The Bad Never Leave
I sat in my office tonight with my jaw hanging open, dumbfounded at the words I was hearing coming from the mouth of Hosni Mubarak.
The protesters have consistently made three demands: the resignation of President Mubarak, the lifting of the Emergency Law, and the dissolving of the fraudulently elected Parliament. Of these, the resignation of Mubarak has been the one non-negotiable articulated by everyone from self-appointed spokesmen like Muhammad El Baradei to the random protester in Tahrir Square.
Mubarak addressed the crowds as his children, told them how proud he was of their protests, assured them he would punish those responsible for attacking them, explained which six changes he would make to the constitution for them, and urged them to stop listening to the foreigners who were stirring them up and go home or get back to work.
Along the way he invoked every nationalistic trope imaginable, from military service to the freeing of the Sinai to the flag, his age, how much he feels their pain, the common struggle, the perseverence and honesty of the Egyptian people… the list seemed endless.
It was the classic dissembling doublespeak that the regime has indulged in for decades and should not have surprised me. Just a week ago I had told a group of students that I would not really believe Mubarak was gone until a stake was driven through his heart.
Like the crowds in Tahrir Square, I had been taken in by a series of false signs. A military council met without Mubarak (its titular head) and issued an ambiguous message saying they would step in to “safeguard the country”. General Hassan al-Roueini, the military commander for the Cairo area, told protesters in Tahrir Square, “All your demands will be met today.” The secretary general of the NDP (the job recently vacated by Gamal Mubarak) said that Mubarak should step down. And in the US, CIA director Leon Panetta told Congress today that he expected Mubarak to relinquish power.
“He will never leave,” a disheartened Egyptian friend in Luxur told me by IM this evening. “I have said so from the beginning.”
In Luxur, the people not only protested against Mubarak, they marched on the palace of the Supreme Council General seeking to oust its chair, Dr. Samir Farag (who most people call the governor of Luxur). Many hold Farag responsible for the destruction of dozens of homes and businesses to clear the way for development projects that would take even more of the tourism income from the hands of locals into the pockets of Cairo-based major tourist corporations.
A local business leader told me in 2010 that both the governor and former NDP secretary Gamal Mubarak were shareholders in the companies engaged in the tourism development, which meant police frequently enforced company decisions and court challenges were futile.
My disappointment is nothing, NOTHING compared to his. Issander is a tour guide in Luxur, whose livelihood depends on tourism. The protests in Luxur have cost himhis livelihood, his savings, and he fears much more. “I have lost everything,” he said.

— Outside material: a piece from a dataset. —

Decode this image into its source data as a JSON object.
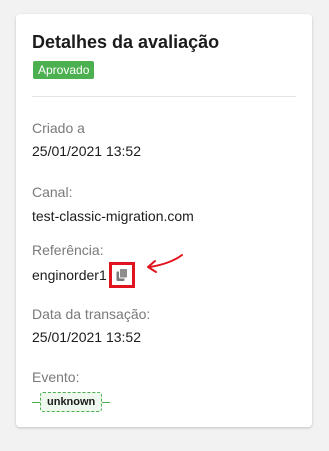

While there were signs of returning normalcy in Cairo this week, he said there were none in Luxur. Shops are closed. Banks are closed. Schools are closed, and life is at a standstill. It will take months before tourism resumes at even a fraction of normal rates and Issander and other people dependent on tourism don’t know what they will do.
If they felt the protests had accomplished something, the mood might be less dark. At least there would be the hope of a brighter future for themselves and their children.
But neither Mubarak nor the governor of Luxur have left in the face of their peoples’ anger.
“The bad ones never leave,” Issander lamented.